→ **Extracted entries**:
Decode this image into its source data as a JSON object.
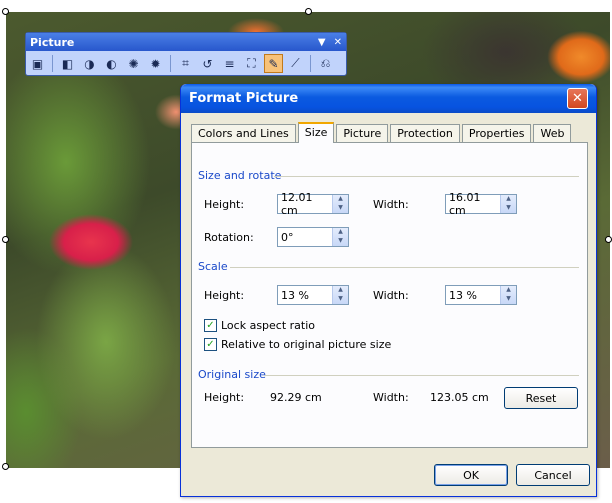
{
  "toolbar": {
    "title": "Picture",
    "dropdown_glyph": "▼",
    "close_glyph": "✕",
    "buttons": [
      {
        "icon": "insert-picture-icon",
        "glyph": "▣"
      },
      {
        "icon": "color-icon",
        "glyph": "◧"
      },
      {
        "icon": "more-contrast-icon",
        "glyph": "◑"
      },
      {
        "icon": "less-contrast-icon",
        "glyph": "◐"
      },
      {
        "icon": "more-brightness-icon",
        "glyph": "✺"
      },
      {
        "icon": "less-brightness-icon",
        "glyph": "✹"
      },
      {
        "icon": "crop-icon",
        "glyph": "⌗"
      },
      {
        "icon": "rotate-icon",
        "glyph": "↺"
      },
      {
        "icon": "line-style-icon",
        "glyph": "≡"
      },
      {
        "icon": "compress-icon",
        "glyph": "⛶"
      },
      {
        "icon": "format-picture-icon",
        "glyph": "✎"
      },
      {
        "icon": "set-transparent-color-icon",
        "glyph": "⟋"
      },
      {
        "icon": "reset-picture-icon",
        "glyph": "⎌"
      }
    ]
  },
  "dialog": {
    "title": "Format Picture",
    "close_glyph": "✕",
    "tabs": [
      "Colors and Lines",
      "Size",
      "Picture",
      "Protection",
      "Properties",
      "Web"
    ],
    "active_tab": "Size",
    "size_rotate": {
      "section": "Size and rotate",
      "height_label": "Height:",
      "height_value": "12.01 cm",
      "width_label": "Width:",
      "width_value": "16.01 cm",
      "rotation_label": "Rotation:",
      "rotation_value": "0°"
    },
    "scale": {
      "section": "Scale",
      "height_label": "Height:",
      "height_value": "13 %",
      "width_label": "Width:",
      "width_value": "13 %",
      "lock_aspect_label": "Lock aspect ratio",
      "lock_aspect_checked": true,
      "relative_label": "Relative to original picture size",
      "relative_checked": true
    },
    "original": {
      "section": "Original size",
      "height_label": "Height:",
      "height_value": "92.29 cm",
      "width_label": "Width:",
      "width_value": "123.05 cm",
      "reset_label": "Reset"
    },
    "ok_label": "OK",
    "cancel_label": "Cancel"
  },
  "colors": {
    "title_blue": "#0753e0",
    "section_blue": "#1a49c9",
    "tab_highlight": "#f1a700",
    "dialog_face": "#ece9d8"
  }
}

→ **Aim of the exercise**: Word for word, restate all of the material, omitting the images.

→ **Solution for this problem**:
Decode this image into its source data as a JSON object.
{
  "toolbar": {
    "title": "Picture",
    "dropdown_glyph": "▼",
    "close_glyph": "✕",
    "buttons": [
      {
        "icon": "insert-picture-icon",
        "glyph": "▣"
      },
      {
        "icon": "color-icon",
        "glyph": "◧"
      },
      {
        "icon": "more-contrast-icon",
        "glyph": "◑"
      },
      {
        "icon": "less-contrast-icon",
        "glyph": "◐"
      },
      {
        "icon": "more-brightness-icon",
        "glyph": "✺"
      },
      {
        "icon": "less-brightness-icon",
        "glyph": "✹"
      },
      {
        "icon": "crop-icon",
        "glyph": "⌗"
      },
      {
        "icon": "rotate-icon",
        "glyph": "↺"
      },
      {
        "icon": "line-style-icon",
        "glyph": "≡"
      },
      {
        "icon": "compress-icon",
        "glyph": "⛶"
      },
      {
        "icon": "format-picture-icon",
        "glyph": "✎"
      },
      {
        "icon": "set-transparent-color-icon",
        "glyph": "⟋"
      },
      {
        "icon": "reset-picture-icon",
        "glyph": "⎌"
      }
    ]
  },
  "dialog": {
    "title": "Format Picture",
    "close_glyph": "✕",
    "tabs": [
      "Colors and Lines",
      "Size",
      "Picture",
      "Protection",
      "Properties",
      "Web"
    ],
    "active_tab": "Size",
    "size_rotate": {
      "section": "Size and rotate",
      "height_label": "Height:",
      "height_value": "12.01 cm",
      "width_label": "Width:",
      "width_value": "16.01 cm",
      "rotation_label": "Rotation:",
      "rotation_value": "0°"
    },
    "scale": {
      "section": "Scale",
      "height_label": "Height:",
      "height_value": "13 %",
      "width_label": "Width:",
      "width_value": "13 %",
      "lock_aspect_label": "Lock aspect ratio",
      "lock_aspect_checked": true,
      "relative_label": "Relative to original picture size",
      "relative_checked": true
    },
    "original": {
      "section": "Original size",
      "height_label": "Height:",
      "height_value": "92.29 cm",
      "width_label": "Width:",
      "width_value": "123.05 cm",
      "reset_label": "Reset"
    },
    "ok_label": "OK",
    "cancel_label": "Cancel"
  },
  "colors": {
    "title_blue": "#0753e0",
    "section_blue": "#1a49c9",
    "tab_highlight": "#f1a700",
    "dialog_face": "#ece9d8"
  }
}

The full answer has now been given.